(mid 1860s)

Cándido López (29 August 1840, Buenos Aires - 31 December 1902, Baradero) was an Argentinian photographer, soldier and painter, who worked in the Naïve style. He is best known for historical scenes from the Paraguayan War.

Biography[edit]

He began his career as a daguerrotypist in 1858, having studied with Carlos Descalzo (1813-1879), a local portrait painter and photographer. This early process required precise planning for the composition of the image, so he began making sketches as an aid. Soon, this led him to take up painting as well...

Between 1859 and 1863, he often toured the small cities and villages of Buenos Aires Province and the south of Santa Fe Province, taking a large number of photographs. From 1860, he maintained a permanent studio in the suburb of Mercedes. Two years later, he would be commissioned to do a portrait of newly elected President Bartolomé Mitre.
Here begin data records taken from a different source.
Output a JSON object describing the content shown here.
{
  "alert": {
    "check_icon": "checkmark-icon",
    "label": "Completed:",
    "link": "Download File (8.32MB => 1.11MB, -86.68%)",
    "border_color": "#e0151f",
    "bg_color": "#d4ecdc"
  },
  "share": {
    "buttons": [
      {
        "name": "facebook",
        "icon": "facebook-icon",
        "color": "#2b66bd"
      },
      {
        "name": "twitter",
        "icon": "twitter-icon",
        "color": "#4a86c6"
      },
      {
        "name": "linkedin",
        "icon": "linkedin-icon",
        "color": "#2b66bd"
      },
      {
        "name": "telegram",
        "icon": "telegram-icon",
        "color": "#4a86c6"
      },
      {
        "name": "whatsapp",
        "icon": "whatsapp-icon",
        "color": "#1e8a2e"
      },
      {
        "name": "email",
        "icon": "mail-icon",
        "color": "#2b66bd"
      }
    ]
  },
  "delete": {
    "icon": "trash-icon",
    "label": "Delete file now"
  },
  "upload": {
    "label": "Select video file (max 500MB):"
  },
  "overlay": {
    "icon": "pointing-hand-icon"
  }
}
Later, he moved further into the country, to San Nicolás de los Arroyos.[1]

An early self-portrait (1858)

In 1863, he became friends with the Italian muralist Ignacio Manzoni, who advised him to work on his use of color and perspective and introduced him to Baldassare Verazzi, another Italian painter living in Argentina, with whom he took lessons.[1] He was planning to continue his studies in Europe when the Paraguayan War began, so he enlisted and was given the rank of Second Lieutenant because he could read and write. He was assigned to the battalion of the San Nicolás Infantry, in the Division of General Wenceslao Paunero.

The Paraguayan War[edit]
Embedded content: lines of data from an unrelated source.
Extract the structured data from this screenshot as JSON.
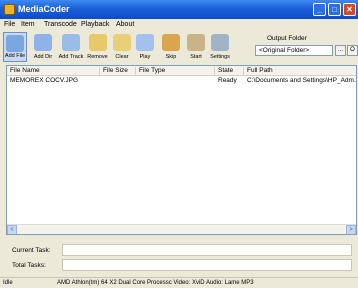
{
  "window": {
    "title": "MediaCoder"
  },
  "menu": [
    "File",
    "Item",
    "Transcode",
    "Playback",
    "About"
  ],
  "toolbar": [
    {
      "label": "Add File",
      "icon": "add-file-icon"
    },
    {
      "label": "Add Dir",
      "icon": "add-dir-icon"
    },
    {
      "label": "Add Track",
      "icon": "add-track-icon"
    },
    {
      "label": "Remove",
      "icon": "remove-icon"
    },
    {
      "label": "Clear",
      "icon": "clear-icon"
    },
    {
      "label": "Play",
      "icon": "play-icon"
    },
    {
      "label": "Skip",
      "icon": "skip-icon"
    },
    {
      "label": "Start",
      "icon": "start-icon"
    },
    {
      "label": "Settings",
      "icon": "settings-icon"
    }
  ],
  "output": {
    "label": "Output Folder",
    "value": "<Original Folder>",
    "browse": "...",
    "open": "O"
  },
  "file_list": {
    "columns": [
      "File Name",
      "File Size",
      "File Type",
      "State",
      "Full Path"
    ],
    "rows": [
      {
        "name": "MEMOREX COCV.JPG",
        "size": "",
        "type": "",
        "state": "Ready",
        "path": "C:\\Documents and Settings\\HP_Adm..."
      }
    ]
  },
  "tasks": {
    "current_label": "Current Task:",
    "total_label": "Total Tasks:"
  },
  "status": {
    "state": "Idle",
    "info": "AMD Athlon(tm) 64 X2 Dual Core Processc Video: XviD Audio: Lame MP3"
  },
  "colors": {
    "titlebar": "#1b5fd8",
    "close": "#d6482a",
    "active_button": "#c9d9f1"
  }
}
During his free time between battles, he painted landscapes and pictures of the military camps, which he sent to Buenos Aires. They proved to be very popular, as people were interested in everything related to the front. Later, he participated in the battles of Estero Bellaco and Boquerón. At the Battle of Curupayty, his right wrist was shattered by a grenade explosion and his arm had to amputated above the elbow to prevent the spread of gangrene.[2] He was retired as an invalid and, after a convalescence in Corrientes, he returned to San Nicolás.

Once there, he began to practice painting with his left hand, but it was not until 1869 that he considered himself adept enough to continue his career. At that point, he devoted himself entirely to painting scenes of battles and military encampments. Later, at various times, he lived in San Antonio de Areco and Merlo.
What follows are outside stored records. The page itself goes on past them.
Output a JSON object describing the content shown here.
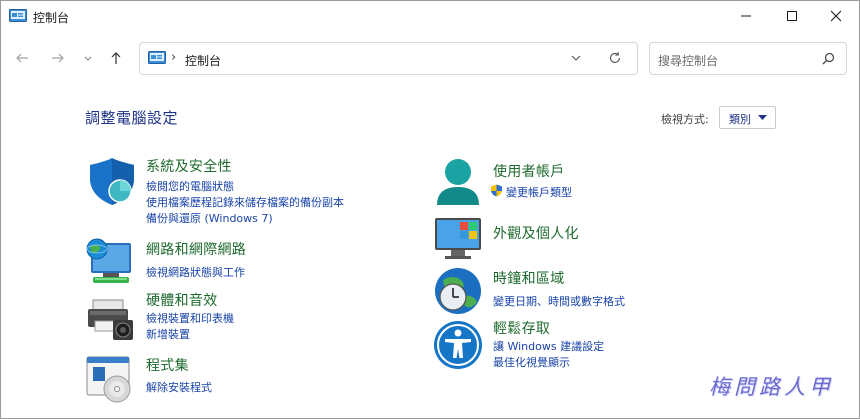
{
  "window": {
    "title": "控制台",
    "minimize_glyph": "─",
    "maximize_glyph": "☐",
    "close_glyph": "✕"
  },
  "nav": {
    "address": "控制台",
    "search_placeholder": "搜尋控制台"
  },
  "header": {
    "title": "調整電腦設定",
    "view_by_label": "檢視方式:",
    "view_by_value": "類別"
  },
  "categories_left": [
    {
      "title": "系統及安全性",
      "icon": "shield-icon",
      "links": [
        "檢閱您的電腦狀態",
        "使用檔案歷程記錄來儲存檔案的備份副本",
        "備份與還原 (Windows 7)"
      ]
    },
    {
      "title": "網路和網際網路",
      "icon": "network-globe-icon",
      "links": [
        "檢視網路狀態與工作"
      ]
    },
    {
      "title": "硬體和音效",
      "icon": "printer-speaker-icon",
      "links": [
        "檢視裝置和印表機",
        "新增裝置"
      ]
    },
    {
      "title": "程式集",
      "icon": "programs-disc-icon",
      "links": [
        "解除安裝程式"
      ]
    }
  ],
  "categories_right": [
    {
      "title": "使用者帳戶",
      "icon": "user-icon",
      "links": [
        "變更帳戶類型"
      ]
    },
    {
      "title": "外觀及個人化",
      "icon": "monitor-palette-icon",
      "links": []
    },
    {
      "title": "時鐘和區域",
      "icon": "clock-globe-icon",
      "links": [
        "變更日期、時間或數字格式"
      ]
    },
    {
      "title": "輕鬆存取",
      "icon": "accessibility-icon",
      "links": [
        "讓 Windows 建議設定",
        "最佳化視覺顯示"
      ]
    }
  ],
  "watermark": "梅問路人甲",
  "colors": {
    "category_title": "#1e6a2e",
    "link": "#1a44a8",
    "page_title": "#1e3287"
  }
}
He later married and lived in a house in Carmen de Areco, owned by his wife's family,[2] but he never achieved financial success, despite a well-received exhibition in 1885. So, two years later, he sent a letter to former President Mitre, asking for his intercession to receive public assistance. Mitre agreed to provide a subsidy in return for a series of paintings documenting the war. From 1888 to 1902, López was busily involved in creating the requested works, based on sketches he had made during his tour of duty. He intended to produce at least ninety canvases, but competed only fifty-eight, most of which were done in an unusually elongated format.[2] His final years were spent at a farm he was renting in Baradero. He was given a military burial with honors in La Recoleta Cemetery.[3]

Selected paintings[edit]

References[edit]

  1. ^ a b Brief biography @ Centro Cultural Recoleta.
  2. ^ a b c Cándido López: el manco de Curupaytí ("manco" means one-armed) by Robert Buchi @ Al Margen.
  3. ^ Cándido López @ Find-a-Grave.

Further reading[edit]

  • Fermín Fèvre, Cándido López (series: "Tesoros de la pintura argentina"), El Ateneo, 2000 ISBN 987-94710-1-6
  • Marcelo Pacheco, (with an introduction by Augusto Roa Bastos), Cándido López, Proyecto Cultural Artistas del Mercosur, Ediciones Banco Velox, 1998 ISBN 987-95765-6-X

External links[edit]